[Exercise aim]: Filter the lines below, copying only those with the string "step".

[Provided data]:

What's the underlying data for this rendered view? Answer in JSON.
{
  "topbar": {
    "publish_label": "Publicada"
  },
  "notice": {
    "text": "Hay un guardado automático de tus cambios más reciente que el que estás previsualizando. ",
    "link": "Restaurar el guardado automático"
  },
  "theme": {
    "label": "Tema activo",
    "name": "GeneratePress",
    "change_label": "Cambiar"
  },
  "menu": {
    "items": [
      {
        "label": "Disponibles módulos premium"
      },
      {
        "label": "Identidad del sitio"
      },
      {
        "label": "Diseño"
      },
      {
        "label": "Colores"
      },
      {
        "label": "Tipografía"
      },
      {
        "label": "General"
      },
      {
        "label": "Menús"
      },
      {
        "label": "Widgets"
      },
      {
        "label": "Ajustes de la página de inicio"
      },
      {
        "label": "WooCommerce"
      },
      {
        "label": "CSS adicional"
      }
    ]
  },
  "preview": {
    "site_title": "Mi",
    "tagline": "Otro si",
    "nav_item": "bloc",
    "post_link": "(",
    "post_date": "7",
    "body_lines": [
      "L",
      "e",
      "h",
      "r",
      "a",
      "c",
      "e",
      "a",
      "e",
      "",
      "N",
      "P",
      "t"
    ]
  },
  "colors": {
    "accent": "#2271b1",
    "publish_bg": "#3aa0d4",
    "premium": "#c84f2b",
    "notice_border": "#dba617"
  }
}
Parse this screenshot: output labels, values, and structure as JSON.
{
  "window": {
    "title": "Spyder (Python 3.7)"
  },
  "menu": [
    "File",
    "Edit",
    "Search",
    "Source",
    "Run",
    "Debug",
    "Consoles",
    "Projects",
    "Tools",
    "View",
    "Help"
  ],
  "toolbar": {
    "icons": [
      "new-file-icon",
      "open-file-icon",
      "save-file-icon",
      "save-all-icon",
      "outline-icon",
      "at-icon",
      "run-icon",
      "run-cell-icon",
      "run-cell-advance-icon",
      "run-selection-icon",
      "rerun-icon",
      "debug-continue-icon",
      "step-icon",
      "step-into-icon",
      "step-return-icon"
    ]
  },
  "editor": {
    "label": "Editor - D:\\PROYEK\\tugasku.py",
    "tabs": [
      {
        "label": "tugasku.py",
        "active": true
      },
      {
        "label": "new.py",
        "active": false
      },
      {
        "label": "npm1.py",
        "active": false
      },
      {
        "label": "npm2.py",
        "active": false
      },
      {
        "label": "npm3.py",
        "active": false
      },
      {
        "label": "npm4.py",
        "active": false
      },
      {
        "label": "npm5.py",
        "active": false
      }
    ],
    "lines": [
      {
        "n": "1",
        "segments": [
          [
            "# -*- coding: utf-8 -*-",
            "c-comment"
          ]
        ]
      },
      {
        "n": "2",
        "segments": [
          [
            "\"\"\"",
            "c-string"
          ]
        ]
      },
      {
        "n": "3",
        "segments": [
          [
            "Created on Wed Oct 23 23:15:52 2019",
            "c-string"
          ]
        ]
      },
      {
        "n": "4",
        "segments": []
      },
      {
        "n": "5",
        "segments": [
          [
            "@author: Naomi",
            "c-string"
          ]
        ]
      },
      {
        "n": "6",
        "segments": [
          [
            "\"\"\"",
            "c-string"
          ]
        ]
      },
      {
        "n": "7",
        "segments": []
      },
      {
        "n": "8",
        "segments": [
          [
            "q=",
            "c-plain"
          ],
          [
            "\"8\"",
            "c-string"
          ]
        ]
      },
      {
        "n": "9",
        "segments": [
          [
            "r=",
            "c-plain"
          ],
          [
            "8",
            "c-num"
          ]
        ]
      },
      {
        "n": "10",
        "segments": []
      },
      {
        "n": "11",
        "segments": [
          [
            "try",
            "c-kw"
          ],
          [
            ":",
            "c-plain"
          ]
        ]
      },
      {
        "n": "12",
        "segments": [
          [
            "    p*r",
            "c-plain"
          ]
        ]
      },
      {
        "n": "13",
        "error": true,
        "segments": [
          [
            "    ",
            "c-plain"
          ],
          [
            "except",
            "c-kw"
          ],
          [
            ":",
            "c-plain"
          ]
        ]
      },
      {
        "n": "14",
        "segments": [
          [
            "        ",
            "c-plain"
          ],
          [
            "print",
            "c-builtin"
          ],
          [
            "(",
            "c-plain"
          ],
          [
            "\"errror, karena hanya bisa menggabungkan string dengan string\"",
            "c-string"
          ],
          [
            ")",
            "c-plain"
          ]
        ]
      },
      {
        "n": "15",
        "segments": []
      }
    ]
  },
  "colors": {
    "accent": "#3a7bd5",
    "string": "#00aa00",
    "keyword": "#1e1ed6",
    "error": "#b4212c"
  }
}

[Task solution]:
      "step-icon",
      "step-into-icon",
      "step-return-icon"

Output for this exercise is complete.